Like many other broke college students, I am repeatedly tempted by clothing advertisements announcing the lowest prices ever: $5 T-SHIRTS or FLASH SALE 85% OFF! What a steal! But although these prices are appealing, there is much more to them than what meets the eye. 

Fast fashion, a popular sector of the fashion industry that emerged around the 1990s, has become a go-to spot for young adults with a tight budget looking for trendy clothes. One characteristic of fast fashion is that companies mimic designer and influencer trends at lightning speed.

This speed in turn affects the rest of the fashion industry, causing all other brands to speed up their design, output and turnaround time. Brands like Shein, H&M, Forever 21, Zara and Boohoo have mastered this overturn of styles, with some brands adding 500 to 1,000 styles a week to their websites. 

Although these brands are appealing due to their prices and selection, they are not all they’re cracked up to be in terms of their environmental impact and labor standards. Depletion of natural resources, textile waste, and pollution all contribute to the environmental impact of the fashion industry. 

Unfortunately, fast fashion brands encourage overconsumption by overturning more styles than will be bought by consumers. Unbought clothes are either tossed into a landfill or incinerated, wasting the natural resources used to produce the garment. According to the Sustain Your Style Organization, on average a garment is worn seven times before being thrown away. Fast fashion clothes that are donated are rarely worn second-hand due to the poor quality of the clothes. 

According to a Princeton University article, 3,000 liters of water are used to produce one cotton T-shirt. Additionally, the toxic chemicals used in textile dyeing often leak into surrounding bodies of water, accumulating in oceans and rivers. In terms of pollution, the cheap, synthetic fibers used in fast fashion clothes release far more carbon emissions than other materials like cotton. 

Although the rest of the fashion industry also creates significant waste, the overconsumption that fast fashion brands have encouraged magnifies these negative effects. Nowadays, the average American household produces about 82 pounds of textile waste a year, according to the Encyclopedia of Emerging Industries. In 2019, 62 million metric tons of clothing were consumed across the globe, most of which end up in landfills and are incinerated due to the lower quality of the clothes being produced. 

In addition, fast fashion brands often outsource their labor to countries in South America, East Asia and North Africa because of their lack of labor laws. Some brands choose to manufacture their clothes in the United States, yet their working conditions aren’t much different from sweatshops across the globe. 

In the fashion district of Los Angeles, California, undocumented immigrants working as seamstresses earn as little as five cents for adding trim and three cents for every label sewed on a garment, according to a story by the Equal Times Organization. For a skilled seamstress, this adds up to about $6 an hour. To earn $250 a week, garment workers must work 12 hours a day, five to seven days a week. 
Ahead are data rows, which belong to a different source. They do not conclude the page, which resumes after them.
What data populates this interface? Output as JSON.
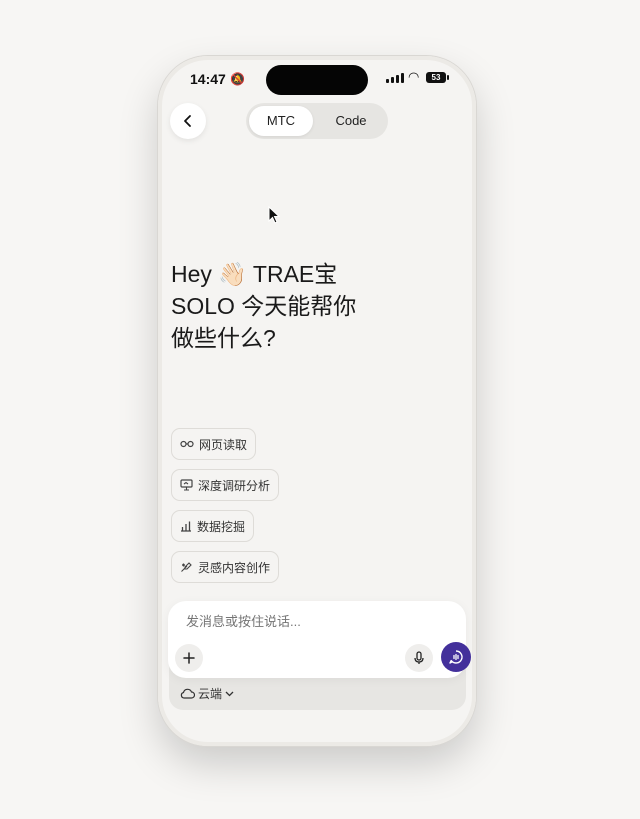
{
  "status_bar": {
    "time": "14:47",
    "battery": "53"
  },
  "header": {
    "tabs": [
      {
        "label": "MTC",
        "active": true
      },
      {
        "label": "Code",
        "active": false
      }
    ]
  },
  "greeting": {
    "line1": "Hey 👋🏻 TRAE宝",
    "line2": "SOLO 今天能帮你",
    "line3": "做些什么?"
  },
  "suggestions": [
    {
      "label": "网页读取",
      "icon": "glasses-icon"
    },
    {
      "label": "深度调研分析",
      "icon": "presentation-icon"
    },
    {
      "label": "数据挖掘",
      "icon": "bar-chart-icon"
    },
    {
      "label": "灵感内容创作",
      "icon": "sparkle-pen-icon"
    }
  ],
  "composer": {
    "placeholder": "发消息或按住说话...",
    "mode_label": "云端"
  },
  "colors": {
    "accent": "#43309b",
    "background": "#f5f4f2"
  }
}
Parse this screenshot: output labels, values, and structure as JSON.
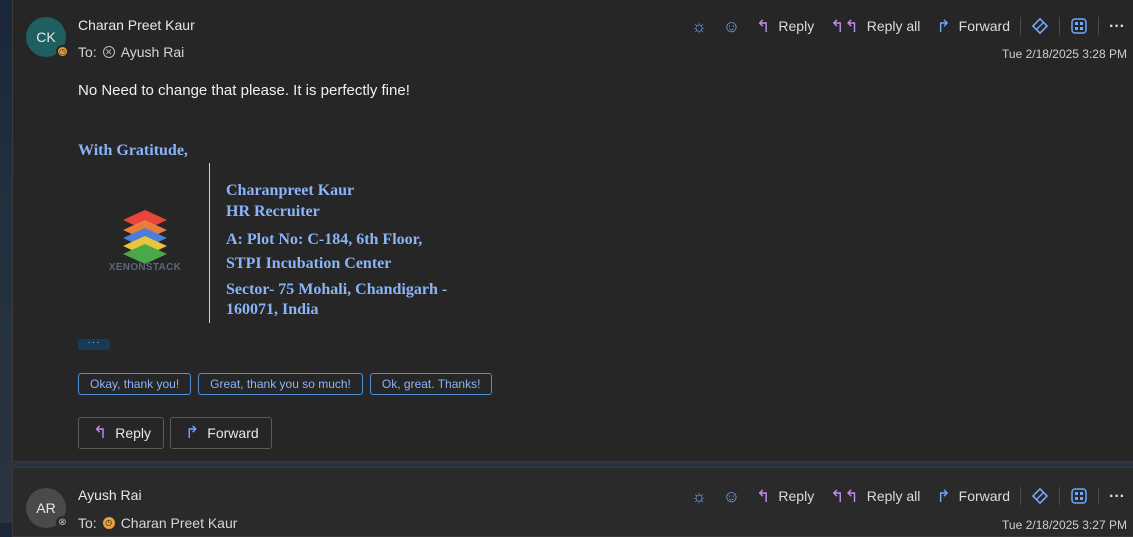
{
  "message1": {
    "avatar_initials": "CK",
    "sender": "Charan Preet Kaur",
    "to_label": "To:",
    "to_name": "Ayush Rai",
    "timestamp": "Tue 2/18/2025 3:28 PM",
    "toolbar": {
      "reply": "Reply",
      "reply_all": "Reply all",
      "forward": "Forward"
    },
    "body": "No Need to change that please. It is perfectly fine!",
    "greeting": "With Gratitude,",
    "signature": {
      "logo_text": "XENONSTACK",
      "name": "Charanpreet Kaur",
      "title": "HR Recruiter",
      "address1": "A: Plot No: C-184, 6th Floor,",
      "address2": "STPI Incubation Center",
      "address3": "Sector- 75 Mohali, Chandigarh -",
      "address4": "160071, India"
    },
    "more_indicator": "···",
    "suggested_replies": [
      "Okay, thank you!",
      "Great, thank you so much!",
      "Ok, great. Thanks!"
    ],
    "actions": {
      "reply": "Reply",
      "forward": "Forward"
    }
  },
  "message2": {
    "avatar_initials": "AR",
    "sender": "Ayush Rai",
    "to_label": "To:",
    "to_name": "Charan Preet Kaur",
    "timestamp": "Tue 2/18/2025 3:27 PM",
    "toolbar": {
      "reply": "Reply",
      "reply_all": "Reply all",
      "forward": "Forward"
    }
  },
  "icons": {
    "sun": "☼",
    "smile": "☺",
    "reply": "↰",
    "forward": "↱",
    "more": "···"
  },
  "colors": {
    "accent_blue": "#8ab4f8",
    "presence_away": "#e8a33c",
    "reply_icon": "#c28be8",
    "forward_icon": "#6ea8ff"
  }
}
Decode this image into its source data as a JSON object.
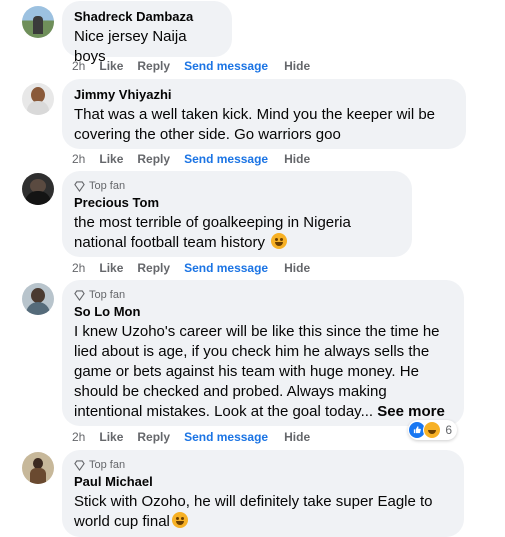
{
  "comments": [
    {
      "name": "Shadreck Dambaza",
      "text": "Nice jersey Naija boys",
      "time": "2h",
      "top_fan": false
    },
    {
      "name": "Jimmy Vhiyazhi",
      "text": "That was a well taken kick. Mind you the keeper wil be covering the other side. Go warriors goo",
      "time": "2h",
      "top_fan": false
    },
    {
      "name": "Precious Tom",
      "badge": "Top fan",
      "text": "the most terrible of goalkeeping in Nigeria national football team history",
      "time": "2h",
      "top_fan": true
    },
    {
      "name": "So Lo Mon",
      "badge": "Top fan",
      "text": "I knew Uzoho's career will be like this since the time he lied about is age, if you check him he always sells the game or bets against his team with huge money. He should be checked and probed. Always making intentional mistakes. Look at the goal today...",
      "see_more": "See more",
      "time": "2h",
      "reaction_count": "6",
      "top_fan": true
    },
    {
      "name": "Paul Michael",
      "badge": "Top fan",
      "text": "Stick with Ozoho, he will definitely take super Eagle to world cup final",
      "top_fan": true
    }
  ],
  "actions": {
    "like": "Like",
    "reply": "Reply",
    "send_message": "Send message",
    "hide": "Hide"
  },
  "colors": {
    "bubble": "#f0f2f5",
    "link_blue": "#1b74e4",
    "meta_gray": "#65676b",
    "text": "#050505"
  }
}
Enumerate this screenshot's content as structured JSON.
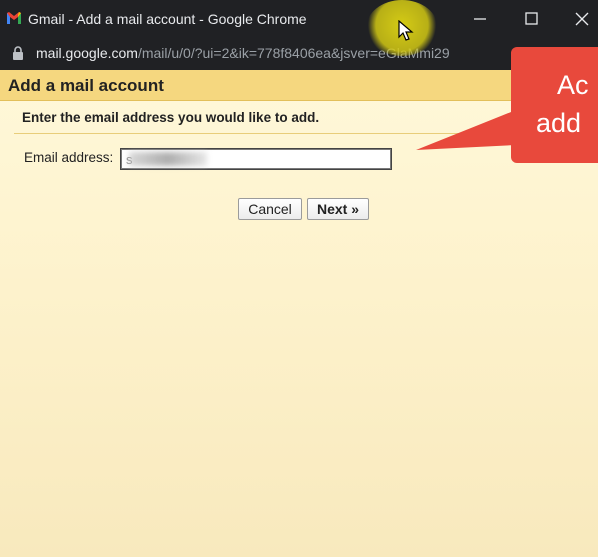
{
  "browser": {
    "window_title": "Gmail - Add a mail account - Google Chrome",
    "url_domain": "mail.google.com",
    "url_path": "/mail/u/0/?ui=2&ik=778f8406ea&jsver=eGlaMmi29",
    "icons": [
      "gmail-icon",
      "minimize-icon",
      "maximize-icon",
      "close-icon",
      "lock-icon",
      "cursor-icon"
    ]
  },
  "dialog": {
    "title": "Add a mail account",
    "instruction": "Enter the email address you would like to add.",
    "email_label": "Email address:",
    "email_value": "s",
    "cancel_label": "Cancel",
    "next_label": "Next »"
  },
  "callout": {
    "line1": "Ac",
    "line2": "add",
    "color": "#e8493c"
  },
  "colors": {
    "header_bg": "#f5d77f",
    "page_bg": "#fff8d9",
    "chrome_bg": "#202124"
  }
}
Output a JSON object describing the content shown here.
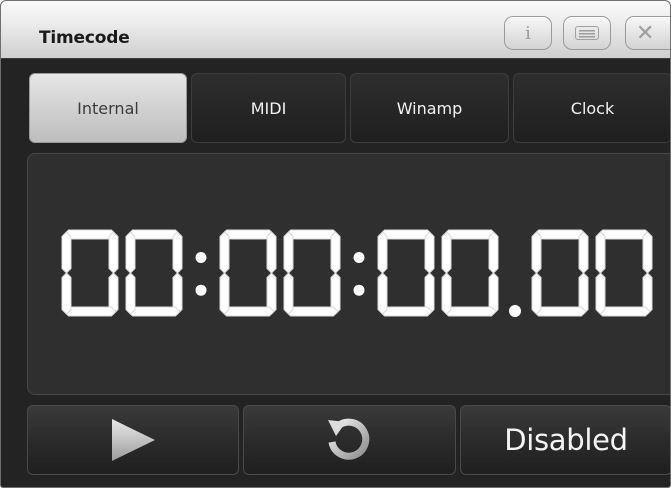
{
  "window": {
    "title": "Timecode",
    "title_buttons": [
      {
        "name": "info-icon",
        "glyph": "i"
      },
      {
        "name": "menu-icon",
        "glyph": ""
      },
      {
        "name": "close-icon",
        "glyph": "✕"
      }
    ]
  },
  "tabs": [
    {
      "label": "Internal",
      "active": true
    },
    {
      "label": "MIDI",
      "active": false
    },
    {
      "label": "Winamp",
      "active": false
    },
    {
      "label": "Clock",
      "active": false
    }
  ],
  "display": {
    "timecode": "00:00:00.00"
  },
  "controls": {
    "play_icon": "play-icon",
    "reset_icon": "reset-icon",
    "mode_label": "Disabled"
  },
  "colors": {
    "window_bg": "#232323",
    "active_tab": "#cfcfcf",
    "segment": "#ffffff"
  }
}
In my time as a fashion enthusiast, I’ve learned that the easiest way to assess a piece of clothing is to think about the story the item holds as well as its future. It’s important to think about how and where it was made and how you plan to wear it in the future. As a rule of thumb, try not to buy new clothes you won’t wear over 15 times. Thrifting is also a great way to reduce your environmental impact. 

One of the reasons I love to thrift is the stories the clothes hold. Since every physical object carries energy, I enjoy imagining who wore it before me and how I will change its course. I want to make it clear that buying new clothes is not a bad thing; it can be okay in moderation and at a thoughtful pace. The problem arises when consumerism culture takes over and we mindlessly buy new clothes without a strict purpose. 

Six tricks for shopping sustainably:

1. Try to resist buying clothes for only one occasion.

2. Don’t be fooled by greenwashing (a marketing technique used by brands to show their products are more sustainable than they are).

3. Think months or even years ahead before buying clothes.

4. Buy from brands that are transparent about their business practices and supply chain.

5. Look for timeless pieces that will not go out of style.

6. Try thrifting… it’s sustainable and affordable!